“As more technology is introduced into the counselling profession, it is important to maintain the highest standards of ethics and protection of the public. As the voice of the counselling profession in Canada, CCPA continually works towards strategies and policies which help the public benefit from accessible and affordable service, while maintaining the highest levels of confidentiality and ethical treatment,” says Lorna Martin, President of the Canadian Counselling and Psychotherapy Association. “eCounselling represents improvements in accessibility and availability for people who may otherwise avoid counselling for reasons such as travel, time constraints, ease of use, and comfort.”
The idea of eCounselling, whether by email or texting, or by using a platform such as Skype, may seem to some counsellors to be less effective given the loss of ‘face-time’ between the counsellor and the client. Others maintain that as long as there is a strong ethical foundation, the e-approach is essentially no different than counselling in more common face-to-face environments. eCounselling can be just as effective for certain types of client needs. And as long as the ethical considerations, such as confidentiality and privacy are appropriately managed, a more accessible and affordable service is made available.
“The ethical implications relate to, first and foremost, the qualifications of the counsellor and the therapeutic service they provide either face-to-face or online,” says Lynda Younghusband, PhD, CCC and Past-Chair, CCPA Ethics Committee “Certified counsellors must undergo a stringent process to ensure that they have met the ethical and legal standards set forth by the CCPA. Regardless of the delivery method for counselling, it is important that a qualified counsellor has done a thorough risk analysis of the potential client’s suitability and the application of technology in the therapeutic environment.”
As technology and its use in counselling continues to evolve, public demand may shift towards a call for increased availability and accessibility to counsellors and psychotherapists throughout Canada,” adds Ms. Martin. “We have many remote and rural parts of Canada which are in need of counselling support. If the Internet provides both an effective and low-cost way to provide service delivery to vulnerable individuals in an ethical and confidential manner, then we need to continually ensure that we move towards helping the public through technology, while protecting the public form potential harm. It’s a weighing of risks and protective factors.”

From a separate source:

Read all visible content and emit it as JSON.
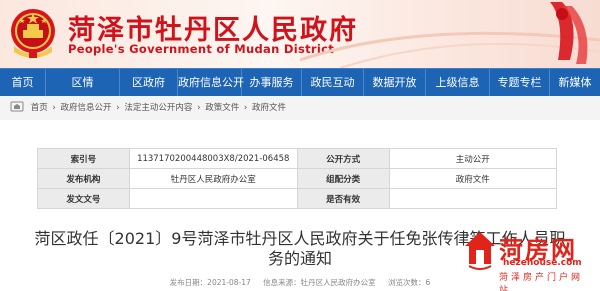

Regardless of which electronic platform is used, eCounselling or CyberCounselling represents another option for many people who wish to seek help but cannot access competent services for heuristic or geographic reasons. The counselling profession, like many other professions, will continue to be affected by new and developing technologies that help people communicate. The expectation is that counselling and psychotherapy will continue to evolve, as the profession continues to provide therapeutic environments best suited for clients’ needs. The key is accessing qualified counsellors and psychotherapists. A qualified e-counsellor will have the ability to assess the client’s potential to benefit from technology-based sessions.
To learn more about the CCPA Standards of Practice, you may order this document online at https://www.ccpa-accp.ca/ccpa-publications/.
For legal commentary on eCounselling, please see https://www.ccpa-accp.ca/wp-content/uploads/2014/10/E-counselling.pdf.
*The views expressed by our authors are personal opinions and do not necessarily reflect the views of the CCPA